If any of us thought that bringing dogs onto the team would lighten the workload then that theory didn't last long! Tonight is the first evening we've got in before 10pm for days (not that you would be able to tell since the stars are shining bright at midday here) and I'm writing this from our little yellow house on the edge of Qaanaaq.
Our recruits have come from across the Thule area, some from hunters here in the settlement and others brought across the new sea ice from Siorapaluk, a native outpost with a population of barely forty.
My first working dog here was of course Dave and his personality stands out a mile. One of the larger dogs in town, he's also one of the most enthusiastic with tons of nervous energy. Hopping from foot to foot and bouncing back and forth on his chain, he can't contain his excitement when paid a visit. This winter he's also usually accompanied by four mini-Daves, who have become our shadows as we go about our daily work. Dave has to work on protecting his food caches though and our conclusion is that he might not be the sharpest tool in the box....my favourite he will remain regardless.
We didn't know how the not inconsiderable extra 19 dogs would compare. It's a lot of personalities and as normal with new owners' they have needed new names. Some are still TBC but some standout players are:
Thor - a likely 'king dog' of a team; powerfully built, sandy coloured and with an instant low growl. We've concluded he's actually a bit of a drama queen though - all thunder and no lighting.
Enrique - our singing dog. If someone is making a fuss it's probably Enrique. Surprisingly trustworthy though (tempting fate?) and is one of the few on a rope instead of a chain.
O.J. - probably the less said the better.
The Hitmen - Jason and Leon - professional, calm and slightly unnerving.
Odin formerly known as Thor - a bit of a mouthful but we'll get used to it. A Thor lookalike but with one floppy ear. We reckon he'll be a strong personality - a listener so potentially a lead dog of a team.
We have four females in total and to be honest a lot of our efforts have been to try and limit the chance of our twenty dogs multiplying before the spring!
Our wildcards are our puppies (big ones and nearly yearlings). Rasmus, our hunter mentor, said they seem strong and he approves. What a handful.
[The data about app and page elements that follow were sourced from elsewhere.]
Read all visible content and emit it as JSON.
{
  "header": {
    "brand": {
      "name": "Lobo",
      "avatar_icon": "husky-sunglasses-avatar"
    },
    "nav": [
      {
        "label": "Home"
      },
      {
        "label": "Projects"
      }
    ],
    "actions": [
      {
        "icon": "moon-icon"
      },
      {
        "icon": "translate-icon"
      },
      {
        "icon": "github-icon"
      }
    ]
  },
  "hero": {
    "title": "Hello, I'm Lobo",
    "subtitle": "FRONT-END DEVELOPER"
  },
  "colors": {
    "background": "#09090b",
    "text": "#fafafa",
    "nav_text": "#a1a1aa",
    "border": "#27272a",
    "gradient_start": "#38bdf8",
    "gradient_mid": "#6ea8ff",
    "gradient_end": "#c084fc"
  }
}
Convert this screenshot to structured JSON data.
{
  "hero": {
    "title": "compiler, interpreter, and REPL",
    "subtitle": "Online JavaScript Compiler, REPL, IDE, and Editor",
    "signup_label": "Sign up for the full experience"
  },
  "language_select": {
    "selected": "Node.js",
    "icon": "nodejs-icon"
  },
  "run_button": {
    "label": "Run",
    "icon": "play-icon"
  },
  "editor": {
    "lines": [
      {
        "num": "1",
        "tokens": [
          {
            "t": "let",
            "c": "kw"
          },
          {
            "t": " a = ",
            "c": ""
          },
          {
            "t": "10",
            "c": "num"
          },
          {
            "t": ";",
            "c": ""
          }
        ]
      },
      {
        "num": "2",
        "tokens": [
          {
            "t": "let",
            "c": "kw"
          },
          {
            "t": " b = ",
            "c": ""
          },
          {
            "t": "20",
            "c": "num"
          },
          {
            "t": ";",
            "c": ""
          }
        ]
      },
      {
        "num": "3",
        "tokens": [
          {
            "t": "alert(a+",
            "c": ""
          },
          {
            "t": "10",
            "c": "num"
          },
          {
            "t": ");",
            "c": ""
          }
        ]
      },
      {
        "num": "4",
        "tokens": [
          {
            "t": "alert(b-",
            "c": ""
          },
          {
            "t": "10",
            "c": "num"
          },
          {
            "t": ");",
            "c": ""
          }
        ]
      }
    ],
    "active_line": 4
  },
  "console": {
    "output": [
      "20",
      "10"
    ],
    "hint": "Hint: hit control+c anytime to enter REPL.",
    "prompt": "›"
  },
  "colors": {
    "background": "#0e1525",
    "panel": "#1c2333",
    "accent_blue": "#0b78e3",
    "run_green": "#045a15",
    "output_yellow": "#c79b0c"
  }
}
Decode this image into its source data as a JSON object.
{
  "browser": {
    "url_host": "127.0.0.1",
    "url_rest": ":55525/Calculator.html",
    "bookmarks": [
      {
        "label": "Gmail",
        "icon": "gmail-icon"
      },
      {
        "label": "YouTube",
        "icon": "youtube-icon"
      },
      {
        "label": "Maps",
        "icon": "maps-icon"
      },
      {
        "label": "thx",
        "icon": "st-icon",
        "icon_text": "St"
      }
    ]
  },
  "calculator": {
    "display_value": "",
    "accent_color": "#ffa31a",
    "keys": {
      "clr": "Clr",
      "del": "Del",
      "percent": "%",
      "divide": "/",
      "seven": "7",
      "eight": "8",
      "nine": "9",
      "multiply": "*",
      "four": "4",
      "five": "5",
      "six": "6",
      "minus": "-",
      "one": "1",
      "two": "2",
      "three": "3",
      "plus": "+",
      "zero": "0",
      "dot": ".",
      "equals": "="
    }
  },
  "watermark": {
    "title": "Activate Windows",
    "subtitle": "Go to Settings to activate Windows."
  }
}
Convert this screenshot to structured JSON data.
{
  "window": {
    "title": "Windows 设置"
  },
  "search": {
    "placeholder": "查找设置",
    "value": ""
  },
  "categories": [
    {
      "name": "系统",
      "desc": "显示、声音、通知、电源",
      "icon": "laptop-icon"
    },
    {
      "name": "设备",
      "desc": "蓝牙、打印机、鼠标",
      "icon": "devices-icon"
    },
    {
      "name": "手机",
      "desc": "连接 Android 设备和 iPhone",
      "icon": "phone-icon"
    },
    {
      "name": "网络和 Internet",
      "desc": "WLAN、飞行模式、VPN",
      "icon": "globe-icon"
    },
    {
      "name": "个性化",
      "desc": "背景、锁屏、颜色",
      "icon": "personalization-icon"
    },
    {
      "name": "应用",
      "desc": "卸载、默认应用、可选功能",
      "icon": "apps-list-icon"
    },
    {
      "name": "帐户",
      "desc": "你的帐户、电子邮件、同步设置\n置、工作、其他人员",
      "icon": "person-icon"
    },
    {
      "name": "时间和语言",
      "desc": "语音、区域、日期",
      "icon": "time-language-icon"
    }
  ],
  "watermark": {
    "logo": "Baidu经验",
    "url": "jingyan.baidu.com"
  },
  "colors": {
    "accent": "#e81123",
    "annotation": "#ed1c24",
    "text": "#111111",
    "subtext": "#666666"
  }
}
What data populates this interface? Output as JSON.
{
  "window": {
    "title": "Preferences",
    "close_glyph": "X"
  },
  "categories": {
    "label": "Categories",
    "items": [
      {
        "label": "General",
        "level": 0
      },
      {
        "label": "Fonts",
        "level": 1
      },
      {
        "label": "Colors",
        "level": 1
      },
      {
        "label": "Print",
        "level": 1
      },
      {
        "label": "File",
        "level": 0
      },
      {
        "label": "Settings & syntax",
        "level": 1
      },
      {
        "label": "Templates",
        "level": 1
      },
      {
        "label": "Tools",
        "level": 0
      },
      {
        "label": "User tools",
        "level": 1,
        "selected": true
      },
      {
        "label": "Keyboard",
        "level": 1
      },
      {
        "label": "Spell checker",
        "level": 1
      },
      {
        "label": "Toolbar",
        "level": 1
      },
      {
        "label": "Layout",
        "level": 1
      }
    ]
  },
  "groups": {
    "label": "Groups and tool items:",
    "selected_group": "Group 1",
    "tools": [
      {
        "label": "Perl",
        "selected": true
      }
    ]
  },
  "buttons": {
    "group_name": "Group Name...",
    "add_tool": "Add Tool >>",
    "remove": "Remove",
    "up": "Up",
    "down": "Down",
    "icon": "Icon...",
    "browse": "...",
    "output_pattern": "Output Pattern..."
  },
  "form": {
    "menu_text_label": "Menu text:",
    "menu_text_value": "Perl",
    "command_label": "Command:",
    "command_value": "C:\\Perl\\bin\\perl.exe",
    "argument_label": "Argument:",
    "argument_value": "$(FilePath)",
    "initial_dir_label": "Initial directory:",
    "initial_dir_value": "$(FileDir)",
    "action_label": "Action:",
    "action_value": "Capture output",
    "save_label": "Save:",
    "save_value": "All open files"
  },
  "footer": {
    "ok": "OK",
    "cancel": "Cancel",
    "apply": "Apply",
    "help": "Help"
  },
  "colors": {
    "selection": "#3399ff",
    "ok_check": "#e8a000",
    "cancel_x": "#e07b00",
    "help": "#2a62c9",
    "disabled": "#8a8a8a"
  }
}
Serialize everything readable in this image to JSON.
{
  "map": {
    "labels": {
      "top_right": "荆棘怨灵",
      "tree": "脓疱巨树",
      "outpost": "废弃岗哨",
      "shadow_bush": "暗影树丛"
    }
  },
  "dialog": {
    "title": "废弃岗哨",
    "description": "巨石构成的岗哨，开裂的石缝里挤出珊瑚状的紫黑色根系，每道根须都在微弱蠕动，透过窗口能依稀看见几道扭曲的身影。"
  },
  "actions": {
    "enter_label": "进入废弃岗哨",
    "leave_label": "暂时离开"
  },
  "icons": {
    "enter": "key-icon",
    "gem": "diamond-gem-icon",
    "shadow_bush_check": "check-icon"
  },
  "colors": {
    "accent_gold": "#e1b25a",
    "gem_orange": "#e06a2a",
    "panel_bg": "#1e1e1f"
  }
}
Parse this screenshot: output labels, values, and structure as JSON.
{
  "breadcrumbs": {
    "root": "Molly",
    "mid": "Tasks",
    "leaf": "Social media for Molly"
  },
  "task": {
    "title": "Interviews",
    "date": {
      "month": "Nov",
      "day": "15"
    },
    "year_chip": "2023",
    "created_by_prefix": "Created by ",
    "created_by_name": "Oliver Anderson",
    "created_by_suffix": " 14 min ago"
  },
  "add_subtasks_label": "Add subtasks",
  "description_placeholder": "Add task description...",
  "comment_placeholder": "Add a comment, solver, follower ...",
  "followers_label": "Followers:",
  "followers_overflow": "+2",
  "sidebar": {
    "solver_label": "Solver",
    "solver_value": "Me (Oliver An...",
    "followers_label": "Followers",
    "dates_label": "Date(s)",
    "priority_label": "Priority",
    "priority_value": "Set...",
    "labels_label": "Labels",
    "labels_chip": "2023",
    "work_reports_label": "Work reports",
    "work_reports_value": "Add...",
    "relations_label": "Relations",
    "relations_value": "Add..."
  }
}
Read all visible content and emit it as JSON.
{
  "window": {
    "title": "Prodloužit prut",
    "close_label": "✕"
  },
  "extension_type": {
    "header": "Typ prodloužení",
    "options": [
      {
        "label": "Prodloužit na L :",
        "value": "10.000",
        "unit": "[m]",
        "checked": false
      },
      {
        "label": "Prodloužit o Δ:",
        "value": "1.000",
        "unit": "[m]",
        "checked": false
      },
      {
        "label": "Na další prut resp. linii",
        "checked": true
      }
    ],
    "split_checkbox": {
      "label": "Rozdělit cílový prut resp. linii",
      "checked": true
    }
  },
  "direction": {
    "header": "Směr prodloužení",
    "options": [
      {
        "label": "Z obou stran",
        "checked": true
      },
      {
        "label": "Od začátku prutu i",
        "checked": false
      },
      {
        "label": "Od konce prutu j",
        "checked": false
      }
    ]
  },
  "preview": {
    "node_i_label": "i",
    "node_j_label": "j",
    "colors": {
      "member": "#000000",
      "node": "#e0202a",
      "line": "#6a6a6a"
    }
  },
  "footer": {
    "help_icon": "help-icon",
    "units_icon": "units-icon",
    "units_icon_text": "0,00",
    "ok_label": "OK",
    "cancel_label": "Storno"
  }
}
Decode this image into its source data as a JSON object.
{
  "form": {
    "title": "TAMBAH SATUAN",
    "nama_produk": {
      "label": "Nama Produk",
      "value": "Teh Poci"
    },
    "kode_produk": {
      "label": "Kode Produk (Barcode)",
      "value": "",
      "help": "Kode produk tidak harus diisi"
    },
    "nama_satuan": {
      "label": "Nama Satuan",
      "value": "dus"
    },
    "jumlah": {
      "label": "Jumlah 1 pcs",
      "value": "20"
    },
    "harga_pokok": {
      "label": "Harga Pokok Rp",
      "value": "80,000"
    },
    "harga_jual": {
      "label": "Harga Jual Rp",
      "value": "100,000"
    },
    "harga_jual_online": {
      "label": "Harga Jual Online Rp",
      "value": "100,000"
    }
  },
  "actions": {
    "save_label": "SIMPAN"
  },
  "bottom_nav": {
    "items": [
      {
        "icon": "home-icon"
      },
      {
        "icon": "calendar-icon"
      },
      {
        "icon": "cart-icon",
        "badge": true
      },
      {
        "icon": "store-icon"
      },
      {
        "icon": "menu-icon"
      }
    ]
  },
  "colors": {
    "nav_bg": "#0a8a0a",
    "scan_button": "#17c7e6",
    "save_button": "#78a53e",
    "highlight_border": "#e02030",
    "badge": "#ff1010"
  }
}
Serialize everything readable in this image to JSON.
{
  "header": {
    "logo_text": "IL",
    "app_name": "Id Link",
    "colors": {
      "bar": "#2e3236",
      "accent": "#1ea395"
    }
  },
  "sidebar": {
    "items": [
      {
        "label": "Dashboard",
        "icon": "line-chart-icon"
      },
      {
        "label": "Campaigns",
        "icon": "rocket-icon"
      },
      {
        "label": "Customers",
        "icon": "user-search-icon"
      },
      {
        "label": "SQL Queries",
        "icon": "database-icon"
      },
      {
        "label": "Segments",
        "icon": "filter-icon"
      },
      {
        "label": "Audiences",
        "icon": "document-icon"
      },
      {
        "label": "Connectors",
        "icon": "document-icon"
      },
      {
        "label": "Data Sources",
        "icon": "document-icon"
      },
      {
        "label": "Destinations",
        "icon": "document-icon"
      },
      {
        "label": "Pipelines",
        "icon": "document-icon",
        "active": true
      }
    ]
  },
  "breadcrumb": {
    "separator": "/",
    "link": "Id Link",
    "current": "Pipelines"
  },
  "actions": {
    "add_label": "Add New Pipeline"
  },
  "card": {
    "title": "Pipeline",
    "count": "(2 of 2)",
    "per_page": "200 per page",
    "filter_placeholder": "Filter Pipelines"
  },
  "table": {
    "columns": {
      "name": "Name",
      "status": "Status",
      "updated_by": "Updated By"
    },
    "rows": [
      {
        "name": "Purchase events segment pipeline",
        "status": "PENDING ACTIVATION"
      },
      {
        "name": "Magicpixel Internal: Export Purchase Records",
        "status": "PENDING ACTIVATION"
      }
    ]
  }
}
Almost every drama to date has been down to them - three dashes for freedom, two broken harnesses, one chewed off collar, two punctured gloves and about a thousand long-lost-friend greetings. We're very fond of Houdini and Lyka though and they live outside our window, not far from Dave.
Our life in Qaanaaq has been a raft of frankly unexpected experiences given that we only planned to be here five days. Our drinking water comes icebergs out in the sound. Some villagers use the JCB to bring back eight-foot minibergs back to last them for weeks, but our tactics involve an axe, one person with a rifle on bear watch and a lot of effort!
We're not far off our third week here now and once the dogs are settled into a routine, we have winter sledging journeys on the sea to undertake and two large capacity dog sleds to build from scratch. For now though, sleep. Merry Christmas all (it's the main festive day here tomorrow and we have been invited to a villager's home for a meal).